### About this exercise
In full and unchanged, output the entries that follow.

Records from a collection

Start of Block

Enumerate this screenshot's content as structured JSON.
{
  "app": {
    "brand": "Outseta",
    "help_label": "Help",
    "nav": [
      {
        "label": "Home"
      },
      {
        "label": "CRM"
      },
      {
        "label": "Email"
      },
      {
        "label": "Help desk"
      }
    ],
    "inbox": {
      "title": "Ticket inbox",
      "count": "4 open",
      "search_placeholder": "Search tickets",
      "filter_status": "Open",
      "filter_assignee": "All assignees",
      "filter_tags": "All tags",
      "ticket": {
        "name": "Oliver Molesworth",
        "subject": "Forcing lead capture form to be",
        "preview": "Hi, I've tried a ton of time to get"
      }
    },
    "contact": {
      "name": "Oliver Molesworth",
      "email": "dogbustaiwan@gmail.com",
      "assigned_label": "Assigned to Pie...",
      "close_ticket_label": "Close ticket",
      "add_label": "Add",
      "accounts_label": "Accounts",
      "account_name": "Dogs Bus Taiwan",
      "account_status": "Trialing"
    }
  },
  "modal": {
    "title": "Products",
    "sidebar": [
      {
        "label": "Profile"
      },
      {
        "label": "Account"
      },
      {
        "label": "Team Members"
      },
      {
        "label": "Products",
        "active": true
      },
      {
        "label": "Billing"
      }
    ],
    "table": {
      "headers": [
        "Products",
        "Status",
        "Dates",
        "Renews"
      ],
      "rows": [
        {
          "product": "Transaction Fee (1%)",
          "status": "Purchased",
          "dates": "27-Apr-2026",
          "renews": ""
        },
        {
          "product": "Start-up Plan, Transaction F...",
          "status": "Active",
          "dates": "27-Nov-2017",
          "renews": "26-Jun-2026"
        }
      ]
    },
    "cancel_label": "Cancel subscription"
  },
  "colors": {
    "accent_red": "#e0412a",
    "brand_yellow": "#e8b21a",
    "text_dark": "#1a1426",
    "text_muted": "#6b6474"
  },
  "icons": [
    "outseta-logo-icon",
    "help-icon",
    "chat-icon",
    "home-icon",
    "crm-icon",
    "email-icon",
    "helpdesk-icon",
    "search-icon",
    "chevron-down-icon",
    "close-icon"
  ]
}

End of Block

### Completed exercise
Enumerate this screenshot's content as structured JSON.
{
  "app": {
    "brand": "Outseta",
    "help_label": "Help",
    "nav": [
      {
        "label": "Home"
      },
      {
        "label": "CRM"
      },
      {
        "label": "Email"
      },
      {
        "label": "Help desk"
      }
    ],
    "inbox": {
      "title": "Ticket inbox",
      "count": "4 open",
      "search_placeholder": "Search tickets",
      "filter_status": "Open",
      "filter_assignee": "All assignees",
      "filter_tags": "All tags",
      "ticket": {
        "name": "Oliver Molesworth",
        "subject": "Forcing lead capture form to be",
        "preview": "Hi, I've tried a ton of time to get"
      }
    },
    "contact": {
      "name": "Oliver Molesworth",
      "email": "dogbustaiwan@gmail.com",
      "assigned_label": "Assigned to Pie...",
      "close_ticket_label": "Close ticket",
      "add_label": "Add",
      "accounts_label": "Accounts",
      "account_name": "Dogs Bus Taiwan",
      "account_status": "Trialing"
    }
  },
  "modal": {
    "title": "Products",
    "sidebar": [
      {
        "label": "Profile"
      },
      {
        "label": "Account"
      },
      {
        "label": "Team Members"
      },
      {
        "label": "Products",
        "active": true
      },
      {
        "label": "Billing"
      }
    ],
    "table": {
      "headers": [
        "Products",
        "Status",
        "Dates",
        "Renews"
      ],
      "rows": [
        {
          "product": "Transaction Fee (1%)",
          "status": "Purchased",
          "dates": "27-Apr-2026",
          "renews": ""
        },
        {
          "product": "Start-up Plan, Transaction F...",
          "status": "Active",
          "dates": "27-Nov-2017",
          "renews": "26-Jun-2026"
        }
      ]
    },
    "cancel_label": "Cancel subscription"
  },
  "colors": {
    "accent_red": "#e0412a",
    "brand_yellow": "#e8b21a",
    "text_dark": "#1a1426",
    "text_muted": "#6b6474"
  },
  "icons": [
    "outseta-logo-icon",
    "help-icon",
    "chat-icon",
    "home-icon",
    "crm-icon",
    "email-icon",
    "helpdesk-icon",
    "search-icon",
    "chevron-down-icon",
    "close-icon"
  ]
}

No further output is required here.